IV. An Entire Regeneration. "He saved us by the washing of regeneration" (v. 5). Suppose it were possible to be justified from all sin, and yet not be changed in heart, or made a new creature How soon this justified one would be like the sow that was washed returning again to the mire. "Whom God justified, them He also glorified" (Romans 8:30). Justification sets us right with God for further blessing. Regeneration makes us like God in character for holy service. It would not be a full salvation without being "born from above."

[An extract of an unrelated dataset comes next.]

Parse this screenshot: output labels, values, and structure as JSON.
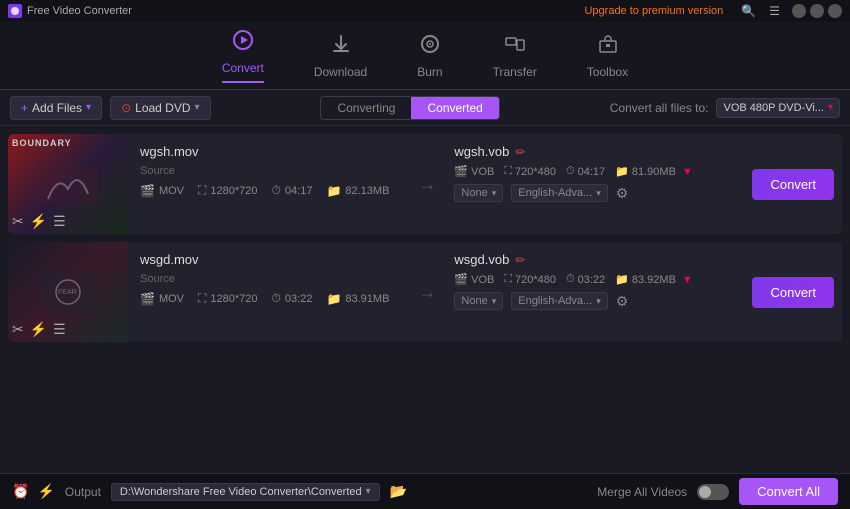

V. A Daily Renovation. To meet this need there is "the renewing of the Holy Spirit which He shed on us abundantly" (vv. 5, 6). This is the Divine remedy for spiritual staleness. "Be renewed in the spirit of your mind" (Ephesians 4:23). Along life's rough path there is much to tear and wear the energy of the soul; but the Holy Spirit can renew our freshness and fitness by His quickening influence. "It is the Spirit that quickens." Here the flesh profits nothing. Where the Spirit of the Lord is, there is liberty. Our Lord said: "He that believes on Me out of his inner man shall flow rivers of living water: this spoke He of the Spirit" (John 7:37). "Believe and you shall see."

VI. An Eternal Possession. "Made heirs of the life of the ages" (v. 7). Our Heavenly Father has such vast possessions that every child "born of God" becomes an heir—not merely of eternal existence, that is seen, without being "born again;" but of the abundant life that is in Jesus Christ, throughout all the coming ages. Thus we have fullness of mercy to begin with, fullness of grace to continue in, and at last fullness of life to glory in through all eternity. "He who has the Son has life" (1 John 5:11). "He is able to save to the uttermost."